The joists run perpendicular to the stairs, correct? Since the ceiling is painted a different color in the nook, was there another wall removed running the same as the new door wall, but out of the picture, that is bearing?

Be safe, Gary

Tonglebeak 03-24-2010 08:41 PM

Quote:

Originally Posted by GBR in WA (Post 419225)
New closets are at least 22-24" deep for the coats on the hangers...... With your door placement as is--- do you have that? Remember to move the supply register out into the room if forced-air and below the window..... Window in a closet leads to mold and mildew unless air-tight.

The joists run perpendicular to the stairs, correct? Since the ceiling is painted a different color in the nook, was there another wall removed running the same as the new door wall, but out of the picture, that is bearing?

Be safe, Gary


No air ducts where the closet will be. It's going to be 41.75 inches deep, and will also house my dirtspace access.

Yes, the joists run perpendicular. I guess you recall my other threads about the a wall that has studs that are not under the joists. That's the wall that's running perpendicular, and that is to the right of what you see in the picture.

I'm also not sure if you recall the thread I made a few months ago:

http://www.diychatroom.com/f19/how-d...bearing-60416/

See those studs in the picture I posted in this thread? That's all that's remaining of that wall, and they're just studs nailed to the side of the ceiling joists.

The nook actually still has some drywall up on the ceiling: it's coming down though when I do this.

And yes, that lamp is still in the exact same spot, from that thread, and in this pic.

Tonglebeak 03-25-2010 06:01 PM

I went and bought the lumber. Spent half an hour trying to find 22 pieces of halfway decen tlumber at lowes. I still had to take a couple of crowned pieces >_>

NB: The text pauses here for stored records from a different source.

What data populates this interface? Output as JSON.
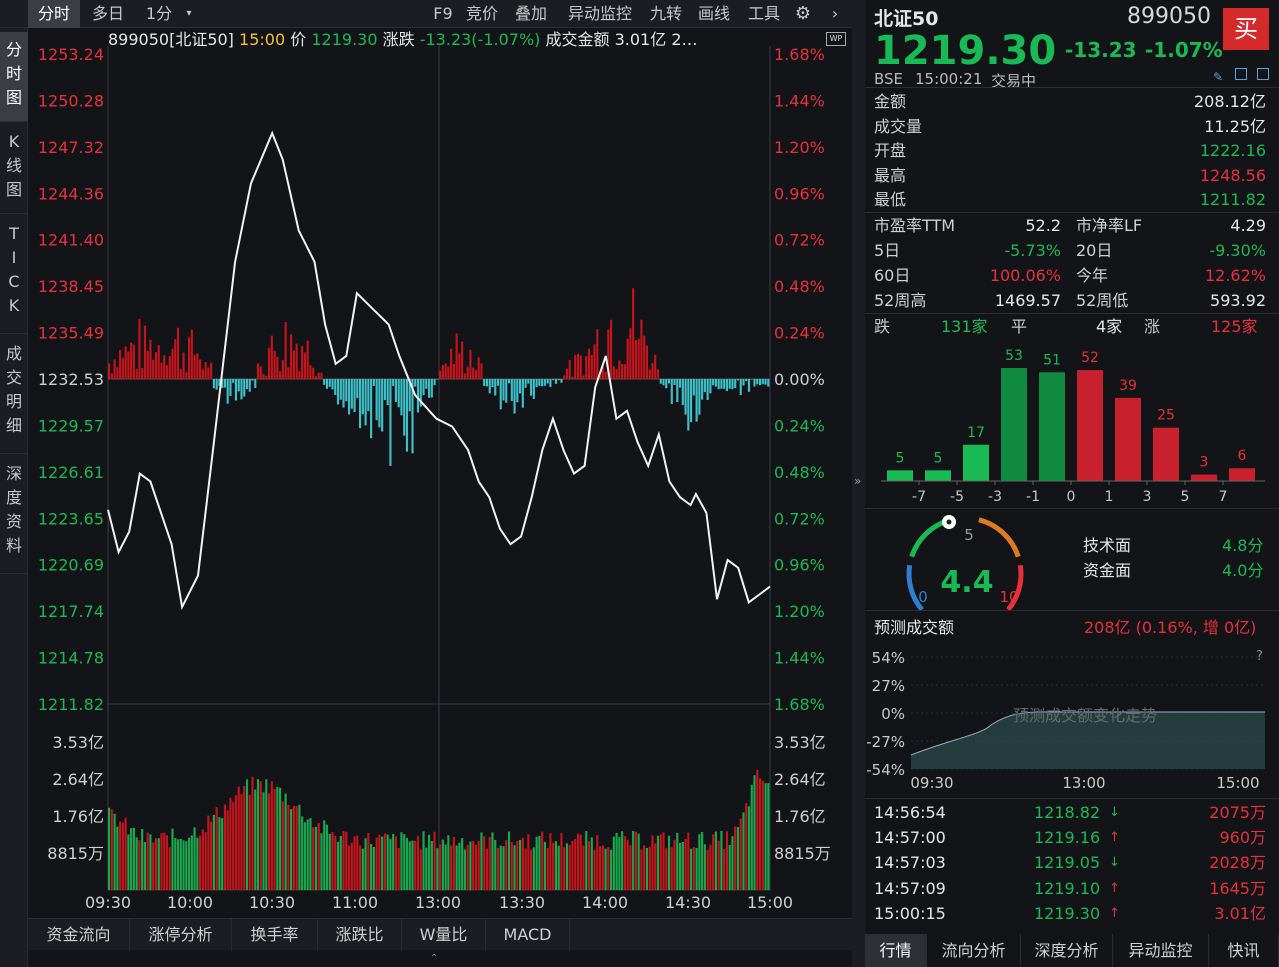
{
  "toolbar": {
    "tabs": [
      "分时",
      "多日",
      "1分",
      "F9",
      "竞价",
      "叠加",
      "异动监控",
      "九转",
      "画线",
      "工具"
    ],
    "dropdown_icon": "caret-down-icon",
    "settings_icon": "gear-icon",
    "next_icon": "chevron-right-icon"
  },
  "left_tabs": [
    "分时图",
    "K线图",
    "TICK",
    "成交明细",
    "深度资料"
  ],
  "chart_header": {
    "code_name": "899050[北证50]",
    "time": "15:00",
    "price_label": "价",
    "price": "1219.30",
    "change_label": "涨跌",
    "change": "-13.23(-1.07%)",
    "amount_label": "成交金额",
    "amount": "3.01亿",
    "more": "2…",
    "wp_badge": "WP"
  },
  "chart_data": {
    "type": "line",
    "title": "899050[北证50]",
    "prev_close": 1232.53,
    "ylim": [
      1211.82,
      1253.24
    ],
    "price_ticks": [
      "1253.24",
      "1250.28",
      "1247.32",
      "1244.36",
      "1241.40",
      "1238.45",
      "1235.49",
      "1232.53",
      "1229.57",
      "1226.61",
      "1223.65",
      "1220.69",
      "1217.74",
      "1214.78",
      "1211.82"
    ],
    "pct_ticks": [
      "1.68%",
      "1.44%",
      "1.20%",
      "0.96%",
      "0.72%",
      "0.48%",
      "0.24%",
      "0.00%",
      "0.24%",
      "0.48%",
      "0.72%",
      "0.96%",
      "1.20%",
      "1.44%",
      "1.68%"
    ],
    "vol_ticks": [
      "3.53亿",
      "2.64亿",
      "1.76亿",
      "8815万"
    ],
    "time_ticks": [
      "09:30",
      "10:00",
      "10:30",
      "11:00",
      "13:00",
      "13:30",
      "14:00",
      "14:30",
      "15:00"
    ],
    "price_keypoints": [
      [
        0,
        1224.2
      ],
      [
        2,
        1221.5
      ],
      [
        4,
        1222.8
      ],
      [
        6,
        1226.5
      ],
      [
        8,
        1226.0
      ],
      [
        12,
        1222.0
      ],
      [
        14,
        1218.0
      ],
      [
        17,
        1220.0
      ],
      [
        20,
        1228.5
      ],
      [
        24,
        1240.0
      ],
      [
        27,
        1245.0
      ],
      [
        31,
        1248.2
      ],
      [
        33,
        1246.5
      ],
      [
        36,
        1242.0
      ],
      [
        39,
        1240.0
      ],
      [
        41,
        1236.0
      ],
      [
        43,
        1233.5
      ],
      [
        45,
        1234.0
      ],
      [
        47,
        1238.0
      ],
      [
        50,
        1237.0
      ],
      [
        53,
        1236.0
      ],
      [
        55,
        1234.0
      ],
      [
        58,
        1231.5
      ],
      [
        62,
        1230.0
      ],
      [
        65,
        1229.5
      ],
      [
        68,
        1228.0
      ],
      [
        70,
        1226.0
      ],
      [
        72,
        1225.0
      ],
      [
        74,
        1223.0
      ],
      [
        76,
        1222.0
      ],
      [
        78,
        1222.5
      ],
      [
        80,
        1225.0
      ],
      [
        82,
        1228.0
      ],
      [
        84,
        1230.0
      ],
      [
        86,
        1228.0
      ],
      [
        88,
        1226.5
      ],
      [
        90,
        1227.0
      ],
      [
        92,
        1232.0
      ],
      [
        94,
        1234.0
      ],
      [
        96,
        1230.0
      ],
      [
        98,
        1230.5
      ],
      [
        100,
        1228.5
      ],
      [
        102,
        1227.0
      ],
      [
        104,
        1229.0
      ],
      [
        106,
        1226.0
      ],
      [
        108,
        1225.0
      ],
      [
        110,
        1224.5
      ],
      [
        111,
        1225.2
      ],
      [
        113,
        1224.0
      ],
      [
        115,
        1218.5
      ],
      [
        117,
        1221.0
      ],
      [
        119,
        1220.5
      ],
      [
        121,
        1218.3
      ],
      [
        123,
        1218.8
      ],
      [
        125,
        1219.3
      ]
    ],
    "diff_bars": {
      "note": "red above 0 / cyan below 0, relative strength"
    },
    "series": [
      {
        "name": "价",
        "color": "#ffffff"
      }
    ]
  },
  "bottom_tabs": [
    "资金流向",
    "涨停分析",
    "换手率",
    "涨跌比",
    "W量比",
    "MACD"
  ],
  "right": {
    "name": "北证50",
    "code": "899050",
    "buy": "买",
    "price": "1219.30",
    "change": "-13.23",
    "change_pct": "-1.07%",
    "exchange": "BSE",
    "time": "15:00:21",
    "status": "交易中",
    "stats": [
      {
        "l": "金额",
        "v": "208.12亿",
        "c": "white"
      },
      {
        "l": "成交量",
        "v": "11.25亿",
        "c": "white"
      },
      {
        "l": "开盘",
        "v": "1222.16",
        "c": "green"
      },
      {
        "l": "最高",
        "v": "1248.56",
        "c": "red"
      },
      {
        "l": "最低",
        "v": "1211.82",
        "c": "green"
      }
    ],
    "stats2": [
      [
        {
          "l": "市盈率TTM",
          "v": "52.2",
          "c": "white"
        },
        {
          "l": "市净率LF",
          "v": "4.29",
          "c": "white"
        }
      ],
      [
        {
          "l": "5日",
          "v": "-5.73%",
          "c": "green"
        },
        {
          "l": "20日",
          "v": "-9.30%",
          "c": "green"
        }
      ],
      [
        {
          "l": "60日",
          "v": "100.06%",
          "c": "red"
        },
        {
          "l": "今年",
          "v": "12.62%",
          "c": "red"
        }
      ],
      [
        {
          "l": "52周高",
          "v": "1469.57",
          "c": "white"
        },
        {
          "l": "52周低",
          "v": "593.92",
          "c": "white"
        }
      ]
    ],
    "breadth": {
      "down_label": "跌",
      "down": "131家",
      "flat_label": "平",
      "flat": "4家",
      "up_label": "涨",
      "up": "125家"
    },
    "dist": {
      "values": [
        5,
        5,
        17,
        53,
        51,
        52,
        39,
        25,
        3,
        6
      ],
      "labels": [
        "-7",
        "-5",
        "-3",
        "-1",
        "0",
        "1",
        "3",
        "5",
        "7"
      ],
      "colors": [
        "#19b955",
        "#19b955",
        "#19b955",
        "#0f8a3e",
        "#0f8a3e",
        "#c8202c",
        "#c8202c",
        "#c8202c",
        "#c8202c",
        "#c8202c"
      ]
    },
    "gauge": {
      "score": "4.4",
      "min": "0",
      "mid": "5",
      "max": "10",
      "tech_label": "技术面",
      "tech": "4.8分",
      "fund_label": "资金面",
      "fund": "4.0分"
    },
    "forecast": {
      "label": "预测成交额",
      "value": "208亿 (0.16%, 增 0亿)",
      "help": "?",
      "yticks": [
        "54%",
        "27%",
        "0%",
        "-27%",
        "-54%"
      ],
      "xticks": [
        "09:30",
        "13:00",
        "15:00"
      ],
      "caption": "预测成交额变化走势"
    },
    "ticks": [
      {
        "t": "14:56:54",
        "p": "1218.82",
        "d": "↓",
        "pc": "green",
        "v": "2075万"
      },
      {
        "t": "14:57:00",
        "p": "1219.16",
        "d": "↑",
        "pc": "green",
        "v": "960万"
      },
      {
        "t": "14:57:03",
        "p": "1219.05",
        "d": "↓",
        "pc": "green",
        "v": "2028万"
      },
      {
        "t": "14:57:09",
        "p": "1219.10",
        "d": "↑",
        "pc": "green",
        "v": "1645万"
      },
      {
        "t": "15:00:15",
        "p": "1219.30",
        "d": "↑",
        "pc": "green",
        "v": "3.01亿"
      }
    ],
    "tabs": [
      "行情",
      "流向分析",
      "深度分析",
      "异动监控",
      "快讯"
    ]
  }
}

in any case, I've started. Nailing a 16d nail by hand is a lot of work!

oh'mike 03-25-2010 06:20 PM

Practice --practice--Nail guns are a new invention--My right wrist still clicks when I turn it--swinging a 22 oz. framing hammer has left it mark!

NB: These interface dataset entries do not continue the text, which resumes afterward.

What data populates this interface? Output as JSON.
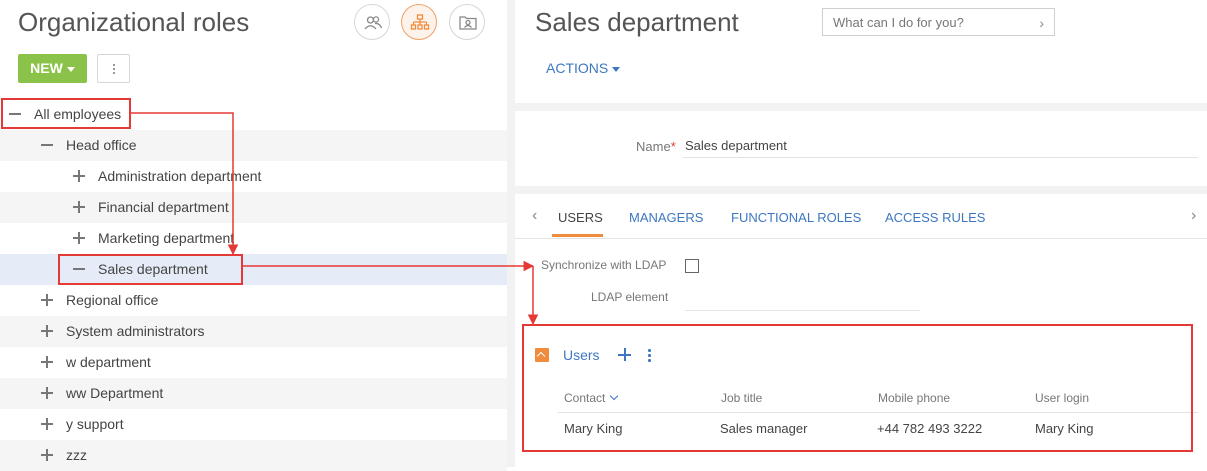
{
  "left": {
    "title": "Organizational roles",
    "view_buttons": [
      {
        "icon": "users-icon",
        "active": false
      },
      {
        "icon": "org-chart-icon",
        "active": true
      },
      {
        "icon": "id-card-icon",
        "active": false
      }
    ],
    "new_label": "NEW",
    "tree": [
      {
        "label": "All employees",
        "level": 0,
        "expanded": true,
        "alt": false,
        "selected": false
      },
      {
        "label": "Head office",
        "level": 1,
        "expanded": true,
        "alt": true,
        "selected": false
      },
      {
        "label": "Administration department",
        "level": 2,
        "expanded": false,
        "alt": false,
        "selected": false
      },
      {
        "label": "Financial department",
        "level": 2,
        "expanded": false,
        "alt": true,
        "selected": false
      },
      {
        "label": "Marketing department",
        "level": 2,
        "expanded": false,
        "alt": false,
        "selected": false
      },
      {
        "label": "Sales department",
        "level": 2,
        "expanded": true,
        "alt": false,
        "selected": true
      },
      {
        "label": "Regional office",
        "level": 1,
        "expanded": false,
        "alt": false,
        "selected": false
      },
      {
        "label": "System administrators",
        "level": 1,
        "expanded": false,
        "alt": true,
        "selected": false
      },
      {
        "label": "w department",
        "level": 1,
        "expanded": false,
        "alt": false,
        "selected": false
      },
      {
        "label": "ww Department",
        "level": 1,
        "expanded": false,
        "alt": true,
        "selected": false
      },
      {
        "label": "y support",
        "level": 1,
        "expanded": false,
        "alt": false,
        "selected": false
      },
      {
        "label": "zzz",
        "level": 1,
        "expanded": false,
        "alt": true,
        "selected": false
      }
    ]
  },
  "right": {
    "title": "Sales department",
    "search_placeholder": "What can I do for you?",
    "actions_label": "ACTIONS",
    "name_label": "Name",
    "name_required_mark": "*",
    "name_value": "Sales department",
    "tabs": [
      "USERS",
      "MANAGERS",
      "FUNCTIONAL ROLES",
      "ACCESS RULES"
    ],
    "active_tab": "USERS",
    "sync_ldap_label": "Synchronize with LDAP",
    "ldap_element_label": "LDAP element",
    "users_detail": {
      "title": "Users",
      "columns": [
        "Contact",
        "Job title",
        "Mobile phone",
        "User login"
      ],
      "rows": [
        {
          "contact": "Mary King",
          "job_title": "Sales manager",
          "mobile_phone": "+44 782 493 3222",
          "user_login": "Mary King"
        }
      ]
    }
  },
  "colors": {
    "accent_orange": "#f08c3e",
    "link_blue": "#3d77c1",
    "new_green": "#8bc34a",
    "highlight_red": "#e53935",
    "selected_row": "#e6ecf7"
  }
}
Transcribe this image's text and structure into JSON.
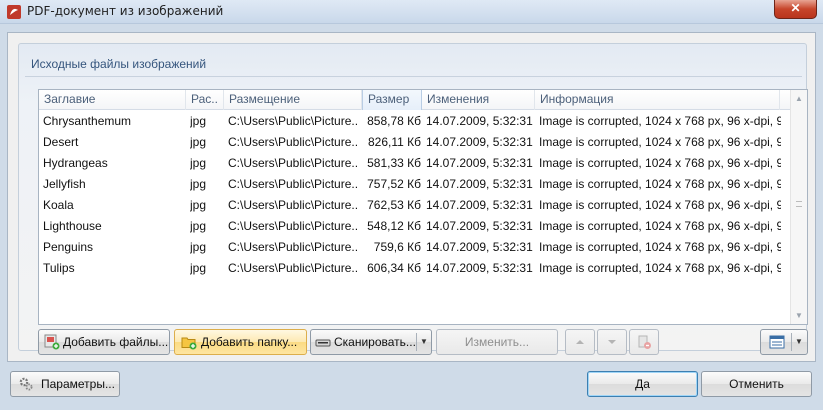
{
  "window": {
    "title": "PDF-документ из изображений",
    "close_label": "✕"
  },
  "group": {
    "title": "Исходные файлы изображений"
  },
  "columns": [
    "Заглавие",
    "Рас..",
    "Размещение",
    "Размер",
    "Изменения",
    "Информация"
  ],
  "sorted_column": "Размер",
  "rows": [
    {
      "name": "Chrysanthemum",
      "ext": "jpg",
      "path": "C:\\Users\\Public\\Picture..",
      "size": "858,78 Кб",
      "modified": "14.07.2009, 5:32:31",
      "info": "Image is corrupted, 1024 x 768 px, 96 x-dpi, 9.."
    },
    {
      "name": "Desert",
      "ext": "jpg",
      "path": "C:\\Users\\Public\\Picture..",
      "size": "826,11 Кб",
      "modified": "14.07.2009, 5:32:31",
      "info": "Image is corrupted, 1024 x 768 px, 96 x-dpi, 9.."
    },
    {
      "name": "Hydrangeas",
      "ext": "jpg",
      "path": "C:\\Users\\Public\\Picture..",
      "size": "581,33 Кб",
      "modified": "14.07.2009, 5:32:31",
      "info": "Image is corrupted, 1024 x 768 px, 96 x-dpi, 9.."
    },
    {
      "name": "Jellyfish",
      "ext": "jpg",
      "path": "C:\\Users\\Public\\Picture..",
      "size": "757,52 Кб",
      "modified": "14.07.2009, 5:32:31",
      "info": "Image is corrupted, 1024 x 768 px, 96 x-dpi, 9.."
    },
    {
      "name": "Koala",
      "ext": "jpg",
      "path": "C:\\Users\\Public\\Picture..",
      "size": "762,53 Кб",
      "modified": "14.07.2009, 5:32:31",
      "info": "Image is corrupted, 1024 x 768 px, 96 x-dpi, 9.."
    },
    {
      "name": "Lighthouse",
      "ext": "jpg",
      "path": "C:\\Users\\Public\\Picture..",
      "size": "548,12 Кб",
      "modified": "14.07.2009, 5:32:31",
      "info": "Image is corrupted, 1024 x 768 px, 96 x-dpi, 9.."
    },
    {
      "name": "Penguins",
      "ext": "jpg",
      "path": "C:\\Users\\Public\\Picture..",
      "size": "759,6 Кб",
      "modified": "14.07.2009, 5:32:31",
      "info": "Image is corrupted, 1024 x 768 px, 96 x-dpi, 9.."
    },
    {
      "name": "Tulips",
      "ext": "jpg",
      "path": "C:\\Users\\Public\\Picture..",
      "size": "606,34 Кб",
      "modified": "14.07.2009, 5:32:31",
      "info": "Image is corrupted, 1024 x 768 px, 96 x-dpi, 9.."
    }
  ],
  "toolbar": {
    "add_files": "Добавить файлы...",
    "add_folder": "Добавить папку...",
    "scan": "Сканировать...",
    "edit": "Изменить...",
    "icons": [
      "add-files-icon",
      "add-folder-icon",
      "scanner-icon",
      "move-up-icon",
      "move-down-icon",
      "delete-icon",
      "view-mode-icon"
    ]
  },
  "footer": {
    "settings": "Параметры...",
    "ok": "Да",
    "cancel": "Отменить"
  },
  "colors": {
    "accent": "#35557d",
    "hover": "#fde9b2",
    "window_frame": "#cfdbe8"
  }
}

I haven't hand driven nails in years---Got kind of spoiled.--Mike--


All times are GMT -5. The time now is 04:17 PM.


Copyright 2003-2014 Escalate Media LP. All Rights Reserved